Data records
★ ★ ★ ★ ★ ★ ★
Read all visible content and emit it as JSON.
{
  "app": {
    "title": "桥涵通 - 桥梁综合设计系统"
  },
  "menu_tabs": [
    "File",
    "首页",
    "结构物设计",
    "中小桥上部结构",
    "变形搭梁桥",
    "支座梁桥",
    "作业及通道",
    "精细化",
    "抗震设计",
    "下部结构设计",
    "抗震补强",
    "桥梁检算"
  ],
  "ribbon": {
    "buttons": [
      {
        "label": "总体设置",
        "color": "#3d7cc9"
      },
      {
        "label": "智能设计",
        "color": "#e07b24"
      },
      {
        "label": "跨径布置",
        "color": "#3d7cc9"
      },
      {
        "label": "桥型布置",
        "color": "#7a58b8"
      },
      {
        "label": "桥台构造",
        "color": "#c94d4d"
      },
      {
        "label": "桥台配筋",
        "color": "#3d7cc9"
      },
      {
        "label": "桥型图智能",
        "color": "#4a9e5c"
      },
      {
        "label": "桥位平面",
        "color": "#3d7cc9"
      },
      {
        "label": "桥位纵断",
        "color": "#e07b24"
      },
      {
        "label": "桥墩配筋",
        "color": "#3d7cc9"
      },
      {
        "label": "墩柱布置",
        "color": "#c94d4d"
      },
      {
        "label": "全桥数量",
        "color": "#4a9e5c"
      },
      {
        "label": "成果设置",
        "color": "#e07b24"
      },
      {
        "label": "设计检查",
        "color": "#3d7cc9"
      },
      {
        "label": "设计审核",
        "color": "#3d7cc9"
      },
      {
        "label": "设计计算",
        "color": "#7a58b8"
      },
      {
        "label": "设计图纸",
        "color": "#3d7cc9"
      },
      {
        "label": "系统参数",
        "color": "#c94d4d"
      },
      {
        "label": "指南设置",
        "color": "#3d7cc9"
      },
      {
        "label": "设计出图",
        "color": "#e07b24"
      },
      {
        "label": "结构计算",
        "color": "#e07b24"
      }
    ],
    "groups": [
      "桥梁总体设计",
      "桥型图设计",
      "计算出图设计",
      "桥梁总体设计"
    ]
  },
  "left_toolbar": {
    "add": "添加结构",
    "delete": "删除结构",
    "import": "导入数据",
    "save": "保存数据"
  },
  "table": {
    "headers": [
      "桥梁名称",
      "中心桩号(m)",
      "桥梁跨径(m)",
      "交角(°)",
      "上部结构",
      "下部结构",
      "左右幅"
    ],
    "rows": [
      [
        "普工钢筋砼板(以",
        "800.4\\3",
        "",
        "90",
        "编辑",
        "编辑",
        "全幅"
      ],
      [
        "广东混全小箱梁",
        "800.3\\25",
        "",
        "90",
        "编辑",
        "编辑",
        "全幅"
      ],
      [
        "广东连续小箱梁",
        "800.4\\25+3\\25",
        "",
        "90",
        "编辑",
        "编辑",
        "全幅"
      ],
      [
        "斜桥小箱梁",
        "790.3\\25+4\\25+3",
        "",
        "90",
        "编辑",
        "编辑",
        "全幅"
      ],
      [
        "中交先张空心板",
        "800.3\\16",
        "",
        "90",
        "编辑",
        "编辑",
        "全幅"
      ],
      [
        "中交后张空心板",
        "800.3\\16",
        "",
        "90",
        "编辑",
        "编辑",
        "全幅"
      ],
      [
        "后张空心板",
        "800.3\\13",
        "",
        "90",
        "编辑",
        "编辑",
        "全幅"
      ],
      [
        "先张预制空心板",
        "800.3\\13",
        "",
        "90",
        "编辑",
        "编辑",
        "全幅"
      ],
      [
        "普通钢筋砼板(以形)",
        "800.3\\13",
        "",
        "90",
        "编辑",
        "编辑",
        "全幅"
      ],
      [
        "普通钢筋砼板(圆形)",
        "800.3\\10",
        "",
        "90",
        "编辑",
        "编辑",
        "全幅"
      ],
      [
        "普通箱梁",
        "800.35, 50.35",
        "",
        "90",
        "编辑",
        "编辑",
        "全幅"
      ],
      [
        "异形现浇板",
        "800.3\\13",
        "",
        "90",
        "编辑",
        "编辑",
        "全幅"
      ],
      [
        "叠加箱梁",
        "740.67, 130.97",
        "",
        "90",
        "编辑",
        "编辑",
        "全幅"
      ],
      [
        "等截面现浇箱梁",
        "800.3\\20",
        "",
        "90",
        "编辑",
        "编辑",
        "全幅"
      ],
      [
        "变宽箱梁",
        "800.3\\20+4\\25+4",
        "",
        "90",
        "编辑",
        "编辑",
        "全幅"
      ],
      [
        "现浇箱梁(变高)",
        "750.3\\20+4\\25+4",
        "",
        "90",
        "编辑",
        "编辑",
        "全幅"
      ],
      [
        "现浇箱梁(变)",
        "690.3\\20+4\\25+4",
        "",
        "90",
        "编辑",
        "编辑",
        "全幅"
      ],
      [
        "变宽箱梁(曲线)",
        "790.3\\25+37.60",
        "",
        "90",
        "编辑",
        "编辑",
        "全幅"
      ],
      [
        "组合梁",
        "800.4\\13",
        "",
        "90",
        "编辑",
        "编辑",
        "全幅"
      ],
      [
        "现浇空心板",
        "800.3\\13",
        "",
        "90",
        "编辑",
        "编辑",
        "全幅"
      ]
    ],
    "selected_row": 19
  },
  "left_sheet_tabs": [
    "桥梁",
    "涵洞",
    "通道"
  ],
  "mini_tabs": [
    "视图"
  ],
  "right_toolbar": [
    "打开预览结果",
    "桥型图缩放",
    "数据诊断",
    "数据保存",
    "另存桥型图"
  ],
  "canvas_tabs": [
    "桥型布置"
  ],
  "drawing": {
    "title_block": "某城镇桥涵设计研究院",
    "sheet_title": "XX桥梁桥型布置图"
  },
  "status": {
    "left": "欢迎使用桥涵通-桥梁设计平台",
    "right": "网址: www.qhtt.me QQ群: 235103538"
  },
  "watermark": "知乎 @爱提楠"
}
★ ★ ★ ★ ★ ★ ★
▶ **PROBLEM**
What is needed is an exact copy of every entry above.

▶ **EXERCISE ANSWER**
Read all visible content and emit it as JSON.
{
  "app": {
    "title": "桥涵通 - 桥梁综合设计系统"
  },
  "menu_tabs": [
    "File",
    "首页",
    "结构物设计",
    "中小桥上部结构",
    "变形搭梁桥",
    "支座梁桥",
    "作业及通道",
    "精细化",
    "抗震设计",
    "下部结构设计",
    "抗震补强",
    "桥梁检算"
  ],
  "ribbon": {
    "buttons": [
      {
        "label": "总体设置",
        "color": "#3d7cc9"
      },
      {
        "label": "智能设计",
        "color": "#e07b24"
      },
      {
        "label": "跨径布置",
        "color": "#3d7cc9"
      },
      {
        "label": "桥型布置",
        "color": "#7a58b8"
      },
      {
        "label": "桥台构造",
        "color": "#c94d4d"
      },
      {
        "label": "桥台配筋",
        "color": "#3d7cc9"
      },
      {
        "label": "桥型图智能",
        "color": "#4a9e5c"
      },
      {
        "label": "桥位平面",
        "color": "#3d7cc9"
      },
      {
        "label": "桥位纵断",
        "color": "#e07b24"
      },
      {
        "label": "桥墩配筋",
        "color": "#3d7cc9"
      },
      {
        "label": "墩柱布置",
        "color": "#c94d4d"
      },
      {
        "label": "全桥数量",
        "color": "#4a9e5c"
      },
      {
        "label": "成果设置",
        "color": "#e07b24"
      },
      {
        "label": "设计检查",
        "color": "#3d7cc9"
      },
      {
        "label": "设计审核",
        "color": "#3d7cc9"
      },
      {
        "label": "设计计算",
        "color": "#7a58b8"
      },
      {
        "label": "设计图纸",
        "color": "#3d7cc9"
      },
      {
        "label": "系统参数",
        "color": "#c94d4d"
      },
      {
        "label": "指南设置",
        "color": "#3d7cc9"
      },
      {
        "label": "设计出图",
        "color": "#e07b24"
      },
      {
        "label": "结构计算",
        "color": "#e07b24"
      }
    ],
    "groups": [
      "桥梁总体设计",
      "桥型图设计",
      "计算出图设计",
      "桥梁总体设计"
    ]
  },
  "left_toolbar": {
    "add": "添加结构",
    "delete": "删除结构",
    "import": "导入数据",
    "save": "保存数据"
  },
  "table": {
    "headers": [
      "桥梁名称",
      "中心桩号(m)",
      "桥梁跨径(m)",
      "交角(°)",
      "上部结构",
      "下部结构",
      "左右幅"
    ],
    "rows": [
      [
        "普工钢筋砼板(以",
        "800.4\\3",
        "",
        "90",
        "编辑",
        "编辑",
        "全幅"
      ],
      [
        "广东混全小箱梁",
        "800.3\\25",
        "",
        "90",
        "编辑",
        "编辑",
        "全幅"
      ],
      [
        "广东连续小箱梁",
        "800.4\\25+3\\25",
        "",
        "90",
        "编辑",
        "编辑",
        "全幅"
      ],
      [
        "斜桥小箱梁",
        "790.3\\25+4\\25+3",
        "",
        "90",
        "编辑",
        "编辑",
        "全幅"
      ],
      [
        "中交先张空心板",
        "800.3\\16",
        "",
        "90",
        "编辑",
        "编辑",
        "全幅"
      ],
      [
        "中交后张空心板",
        "800.3\\16",
        "",
        "90",
        "编辑",
        "编辑",
        "全幅"
      ],
      [
        "后张空心板",
        "800.3\\13",
        "",
        "90",
        "编辑",
        "编辑",
        "全幅"
      ],
      [
        "先张预制空心板",
        "800.3\\13",
        "",
        "90",
        "编辑",
        "编辑",
        "全幅"
      ],
      [
        "普通钢筋砼板(以形)",
        "800.3\\13",
        "",
        "90",
        "编辑",
        "编辑",
        "全幅"
      ],
      [
        "普通钢筋砼板(圆形)",
        "800.3\\10",
        "",
        "90",
        "编辑",
        "编辑",
        "全幅"
      ],
      [
        "普通箱梁",
        "800.35, 50.35",
        "",
        "90",
        "编辑",
        "编辑",
        "全幅"
      ],
      [
        "异形现浇板",
        "800.3\\13",
        "",
        "90",
        "编辑",
        "编辑",
        "全幅"
      ],
      [
        "叠加箱梁",
        "740.67, 130.97",
        "",
        "90",
        "编辑",
        "编辑",
        "全幅"
      ],
      [
        "等截面现浇箱梁",
        "800.3\\20",
        "",
        "90",
        "编辑",
        "编辑",
        "全幅"
      ],
      [
        "变宽箱梁",
        "800.3\\20+4\\25+4",
        "",
        "90",
        "编辑",
        "编辑",
        "全幅"
      ],
      [
        "现浇箱梁(变高)",
        "750.3\\20+4\\25+4",
        "",
        "90",
        "编辑",
        "编辑",
        "全幅"
      ],
      [
        "现浇箱梁(变)",
        "690.3\\20+4\\25+4",
        "",
        "90",
        "编辑",
        "编辑",
        "全幅"
      ],
      [
        "变宽箱梁(曲线)",
        "790.3\\25+37.60",
        "",
        "90",
        "编辑",
        "编辑",
        "全幅"
      ],
      [
        "组合梁",
        "800.4\\13",
        "",
        "90",
        "编辑",
        "编辑",
        "全幅"
      ],
      [
        "现浇空心板",
        "800.3\\13",
        "",
        "90",
        "编辑",
        "编辑",
        "全幅"
      ]
    ],
    "selected_row": 19
  },
  "left_sheet_tabs": [
    "桥梁",
    "涵洞",
    "通道"
  ],
  "mini_tabs": [
    "视图"
  ],
  "right_toolbar": [
    "打开预览结果",
    "桥型图缩放",
    "数据诊断",
    "数据保存",
    "另存桥型图"
  ],
  "canvas_tabs": [
    "桥型布置"
  ],
  "drawing": {
    "title_block": "某城镇桥涵设计研究院",
    "sheet_title": "XX桥梁桥型布置图"
  },
  "status": {
    "left": "欢迎使用桥涵通-桥梁设计平台",
    "right": "网址: www.qhtt.me QQ群: 235103538"
  },
  "watermark": "知乎 @爱提楠"
}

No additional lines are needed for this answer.